Can Internet identity-management system designers learn anything from the success of financial networks’ chosen security strategy? I think so. Rather than struggling to deploy general-purpose identity-management systems that rely on cryptography alone to reach the desired security level, perhaps they could succeed by implementing more lightweight, flexible systems, supplemented with statistical analysis where needed.
The statistically based composite view is likely to challenge the unitary view of identity inherent to traditional security protocols. The composite view includes important trade-offs and challenges. First, our only models of such systems have highly centralized designs, requiring all transactions to flow through central points for analysis. Such centralization might work in some applications, but it doesn’t necessarily scale to all types of Internet and Web services. Experimenting with Web-oriented identity protocols such as OpenID (http://openid.net/) and SPix, which use URIs as basic identifiers, will help us understand how such systems might scale. Combining these inherently decentralized systems with statistical antifraud measures where appropriate could form the basis for a reliable identity system that could be deployed at Web-scale with a range of security levels to meet applications’ varying requirements.
Second, the predictive power of existing systems clearly comes from collecting and analyzing very large volumes of personal information. In many cases, services such as Google or Yahoo have already collected this data, but developing user behavior profiles does carry a substantial privacy risk. At the same time, more reliable identity systems offer considerable privacy benefits: personal data will be more secure, and those who misuse private information can be held to a higher degree of accountability.
Keeping the risks in mind, we should embrace systems that help reduce the uncertainty associated with online transactions. Neither the composite nor unitary approach will yield a perfectly secure or reliable system, but Internet and Web system designers can learn a lot from the former. Not only has it proven itself in large-scale systems, but it’s also more true to the way we think of identity in human terms. Interpersonal interactions involve assessing identity assertions’ reliability according to numerous subtle factors, rather than applying a mechanical checklist. Adopting a more composite approach to identity will let us build systems that provide great reliability and flexibility in the inherently complex process of assessing whether we can trust the identities of those we deal with online.
I’ve benefited from conversations on this topic over the years with many security experts, including Ross Anderson, Bob Blakely, Whit Diffie, Carl Ellison, Barb Fox, Dan Geer, and Dan Schutzer, though they might all disagree with some or all of what’s written here. The views expressed here are entirely my own and haven’t been endorsed or approved by the W3C or any of its members.

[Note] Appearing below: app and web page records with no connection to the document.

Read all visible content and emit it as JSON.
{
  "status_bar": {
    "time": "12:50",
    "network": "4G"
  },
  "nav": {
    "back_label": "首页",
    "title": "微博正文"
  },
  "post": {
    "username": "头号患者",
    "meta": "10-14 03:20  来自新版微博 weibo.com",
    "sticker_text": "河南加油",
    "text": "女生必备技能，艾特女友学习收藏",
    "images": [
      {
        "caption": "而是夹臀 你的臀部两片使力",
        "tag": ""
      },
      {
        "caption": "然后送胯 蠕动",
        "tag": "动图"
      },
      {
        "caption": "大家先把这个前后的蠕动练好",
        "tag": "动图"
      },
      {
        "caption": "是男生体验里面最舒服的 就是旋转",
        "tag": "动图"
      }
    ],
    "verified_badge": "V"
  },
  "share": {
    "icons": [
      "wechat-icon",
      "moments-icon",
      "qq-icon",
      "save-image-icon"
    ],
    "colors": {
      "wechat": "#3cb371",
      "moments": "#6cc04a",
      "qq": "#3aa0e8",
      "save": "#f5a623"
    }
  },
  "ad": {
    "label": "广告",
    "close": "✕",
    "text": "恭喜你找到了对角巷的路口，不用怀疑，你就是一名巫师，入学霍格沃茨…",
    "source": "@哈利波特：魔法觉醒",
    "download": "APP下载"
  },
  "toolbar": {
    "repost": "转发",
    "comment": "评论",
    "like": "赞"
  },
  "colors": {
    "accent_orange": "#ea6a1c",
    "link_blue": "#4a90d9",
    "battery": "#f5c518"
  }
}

Weitzner is Principal Research Scientist at MIT Computer Scientist and Artificial Intelligence Laboratory and co-founder of the MIT Decentralized Information Group. He is also Technology and Society Policy Director of the World Wide Web Consortium. The views expressed here are purely his own and do not reflect the views of the World Wide Web Consortium or any of its members.